Work task — Check the listing below for lines with the word "Terjun" and say how many there are, with nothing but the number.

Input —
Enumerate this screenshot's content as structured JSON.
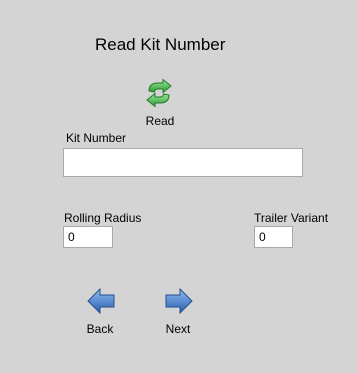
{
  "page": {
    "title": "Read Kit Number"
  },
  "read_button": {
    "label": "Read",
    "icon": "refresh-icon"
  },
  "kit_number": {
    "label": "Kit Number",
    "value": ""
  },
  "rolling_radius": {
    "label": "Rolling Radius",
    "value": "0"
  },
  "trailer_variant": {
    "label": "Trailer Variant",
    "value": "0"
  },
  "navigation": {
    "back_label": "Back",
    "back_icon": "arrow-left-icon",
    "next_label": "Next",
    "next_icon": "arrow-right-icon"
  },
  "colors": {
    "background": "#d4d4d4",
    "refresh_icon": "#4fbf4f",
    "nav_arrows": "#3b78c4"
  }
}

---

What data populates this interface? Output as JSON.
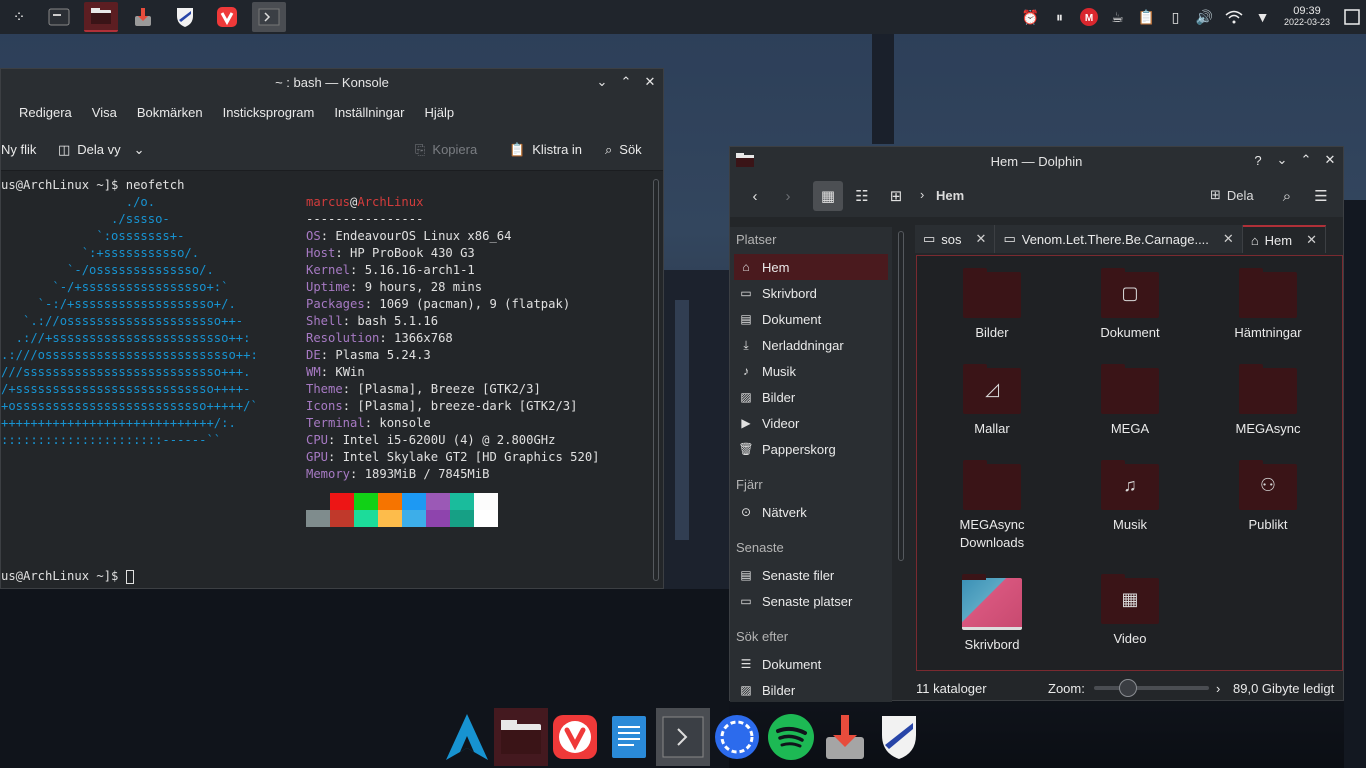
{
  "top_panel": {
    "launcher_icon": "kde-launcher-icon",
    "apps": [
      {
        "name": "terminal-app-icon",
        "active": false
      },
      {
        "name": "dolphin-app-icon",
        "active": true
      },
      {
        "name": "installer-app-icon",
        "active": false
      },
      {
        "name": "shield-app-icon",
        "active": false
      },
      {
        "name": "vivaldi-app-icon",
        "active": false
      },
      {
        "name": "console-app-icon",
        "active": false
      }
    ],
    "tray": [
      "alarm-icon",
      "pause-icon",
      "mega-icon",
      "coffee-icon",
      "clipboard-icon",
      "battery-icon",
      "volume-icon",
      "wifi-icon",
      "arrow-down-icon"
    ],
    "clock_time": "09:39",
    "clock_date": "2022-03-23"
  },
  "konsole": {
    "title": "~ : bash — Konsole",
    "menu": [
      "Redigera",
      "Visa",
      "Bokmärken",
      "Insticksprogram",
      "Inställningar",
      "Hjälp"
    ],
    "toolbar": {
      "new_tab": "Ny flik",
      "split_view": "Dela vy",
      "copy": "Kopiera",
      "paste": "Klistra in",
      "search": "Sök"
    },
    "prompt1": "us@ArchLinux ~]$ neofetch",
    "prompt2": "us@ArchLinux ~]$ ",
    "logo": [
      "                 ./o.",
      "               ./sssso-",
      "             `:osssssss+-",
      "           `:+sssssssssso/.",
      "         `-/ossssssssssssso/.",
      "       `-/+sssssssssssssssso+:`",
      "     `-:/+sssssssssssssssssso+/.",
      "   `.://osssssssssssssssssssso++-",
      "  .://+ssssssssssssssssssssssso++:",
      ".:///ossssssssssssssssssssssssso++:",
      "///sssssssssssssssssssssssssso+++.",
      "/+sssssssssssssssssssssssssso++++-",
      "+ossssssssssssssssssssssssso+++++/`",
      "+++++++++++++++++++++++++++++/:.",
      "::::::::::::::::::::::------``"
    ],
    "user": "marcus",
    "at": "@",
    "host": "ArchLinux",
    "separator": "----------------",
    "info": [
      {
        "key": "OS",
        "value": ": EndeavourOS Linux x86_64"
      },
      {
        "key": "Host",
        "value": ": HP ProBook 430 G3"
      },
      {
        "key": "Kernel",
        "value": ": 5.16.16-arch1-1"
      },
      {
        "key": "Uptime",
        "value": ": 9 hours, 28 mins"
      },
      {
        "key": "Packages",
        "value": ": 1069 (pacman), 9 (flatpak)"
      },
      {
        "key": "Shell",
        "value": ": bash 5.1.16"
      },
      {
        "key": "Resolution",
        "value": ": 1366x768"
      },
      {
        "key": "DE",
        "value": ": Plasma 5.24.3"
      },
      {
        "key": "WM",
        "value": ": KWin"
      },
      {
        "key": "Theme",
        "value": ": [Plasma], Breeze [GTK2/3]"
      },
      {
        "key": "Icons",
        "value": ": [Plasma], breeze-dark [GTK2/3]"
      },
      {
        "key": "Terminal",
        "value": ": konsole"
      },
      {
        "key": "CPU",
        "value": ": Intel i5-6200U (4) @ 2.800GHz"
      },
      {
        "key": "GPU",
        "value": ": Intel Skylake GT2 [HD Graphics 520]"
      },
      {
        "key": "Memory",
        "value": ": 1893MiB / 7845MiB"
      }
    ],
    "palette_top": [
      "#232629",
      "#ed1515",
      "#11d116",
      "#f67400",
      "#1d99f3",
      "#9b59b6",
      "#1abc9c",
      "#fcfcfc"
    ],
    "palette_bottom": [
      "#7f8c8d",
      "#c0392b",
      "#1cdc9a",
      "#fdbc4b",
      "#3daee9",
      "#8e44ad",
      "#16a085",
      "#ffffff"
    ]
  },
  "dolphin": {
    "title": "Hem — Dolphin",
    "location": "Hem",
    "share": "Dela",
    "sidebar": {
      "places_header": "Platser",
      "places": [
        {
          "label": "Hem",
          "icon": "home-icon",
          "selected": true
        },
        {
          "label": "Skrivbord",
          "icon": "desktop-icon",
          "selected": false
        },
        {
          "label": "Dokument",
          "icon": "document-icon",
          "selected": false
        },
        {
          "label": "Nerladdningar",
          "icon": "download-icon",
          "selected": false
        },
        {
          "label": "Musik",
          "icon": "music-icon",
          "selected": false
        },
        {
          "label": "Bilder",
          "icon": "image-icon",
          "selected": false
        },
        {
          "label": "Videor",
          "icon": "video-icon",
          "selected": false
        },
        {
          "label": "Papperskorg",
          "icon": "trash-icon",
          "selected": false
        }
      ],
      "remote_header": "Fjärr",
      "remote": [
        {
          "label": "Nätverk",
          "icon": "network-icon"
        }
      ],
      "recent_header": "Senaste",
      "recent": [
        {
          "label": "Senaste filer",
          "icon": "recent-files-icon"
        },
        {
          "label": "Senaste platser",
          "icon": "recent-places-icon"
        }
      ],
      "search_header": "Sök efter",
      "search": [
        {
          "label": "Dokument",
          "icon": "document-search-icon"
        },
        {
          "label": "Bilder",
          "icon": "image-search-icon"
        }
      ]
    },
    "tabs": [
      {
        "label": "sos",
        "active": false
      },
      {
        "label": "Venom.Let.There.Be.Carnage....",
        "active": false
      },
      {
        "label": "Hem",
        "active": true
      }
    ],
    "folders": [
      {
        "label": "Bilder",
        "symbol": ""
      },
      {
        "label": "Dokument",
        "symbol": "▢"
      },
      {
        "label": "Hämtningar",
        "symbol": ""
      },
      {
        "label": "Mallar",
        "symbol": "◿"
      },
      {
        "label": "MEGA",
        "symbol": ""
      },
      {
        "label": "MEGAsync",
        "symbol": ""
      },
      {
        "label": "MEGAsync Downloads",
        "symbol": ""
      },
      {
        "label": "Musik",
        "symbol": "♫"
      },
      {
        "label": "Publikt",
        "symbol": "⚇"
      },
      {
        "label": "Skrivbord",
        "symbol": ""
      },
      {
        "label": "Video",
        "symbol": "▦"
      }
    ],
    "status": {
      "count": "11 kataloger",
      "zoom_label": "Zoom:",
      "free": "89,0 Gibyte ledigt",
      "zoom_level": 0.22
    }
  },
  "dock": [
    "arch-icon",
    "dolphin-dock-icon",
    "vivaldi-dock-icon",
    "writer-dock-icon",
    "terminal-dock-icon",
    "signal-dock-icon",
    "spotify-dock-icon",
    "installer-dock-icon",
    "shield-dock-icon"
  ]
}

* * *

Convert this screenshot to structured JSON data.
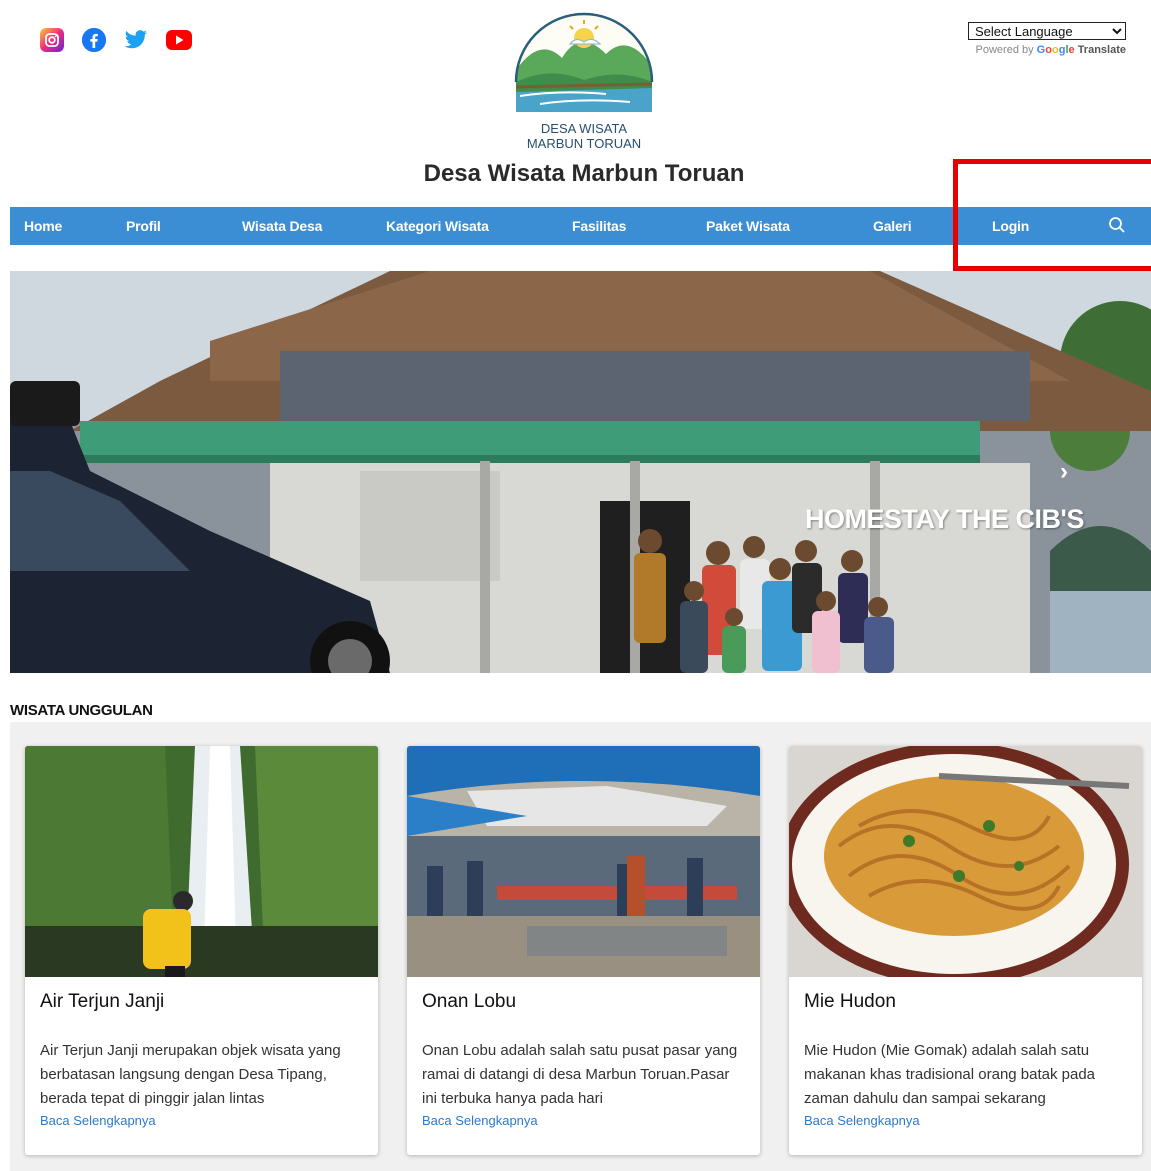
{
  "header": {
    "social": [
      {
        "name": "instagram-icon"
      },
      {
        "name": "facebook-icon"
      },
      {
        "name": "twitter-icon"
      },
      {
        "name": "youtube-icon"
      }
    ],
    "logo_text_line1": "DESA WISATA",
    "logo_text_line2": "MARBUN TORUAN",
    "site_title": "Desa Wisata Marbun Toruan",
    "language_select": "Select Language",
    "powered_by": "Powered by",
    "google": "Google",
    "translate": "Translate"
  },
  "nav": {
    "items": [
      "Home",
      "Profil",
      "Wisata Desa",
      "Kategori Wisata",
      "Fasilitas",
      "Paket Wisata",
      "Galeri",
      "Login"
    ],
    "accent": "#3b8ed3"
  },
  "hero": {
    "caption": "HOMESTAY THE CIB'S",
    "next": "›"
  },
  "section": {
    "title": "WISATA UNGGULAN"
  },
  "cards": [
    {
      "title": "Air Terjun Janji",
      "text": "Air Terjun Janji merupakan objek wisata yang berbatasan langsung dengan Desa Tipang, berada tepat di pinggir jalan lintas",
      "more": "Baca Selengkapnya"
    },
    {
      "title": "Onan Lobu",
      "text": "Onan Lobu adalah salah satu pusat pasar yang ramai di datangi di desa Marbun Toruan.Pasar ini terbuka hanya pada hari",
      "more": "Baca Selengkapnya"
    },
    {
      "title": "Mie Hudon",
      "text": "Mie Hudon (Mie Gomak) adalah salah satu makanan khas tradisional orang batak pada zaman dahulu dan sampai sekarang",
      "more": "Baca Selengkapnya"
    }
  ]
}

Written response — 2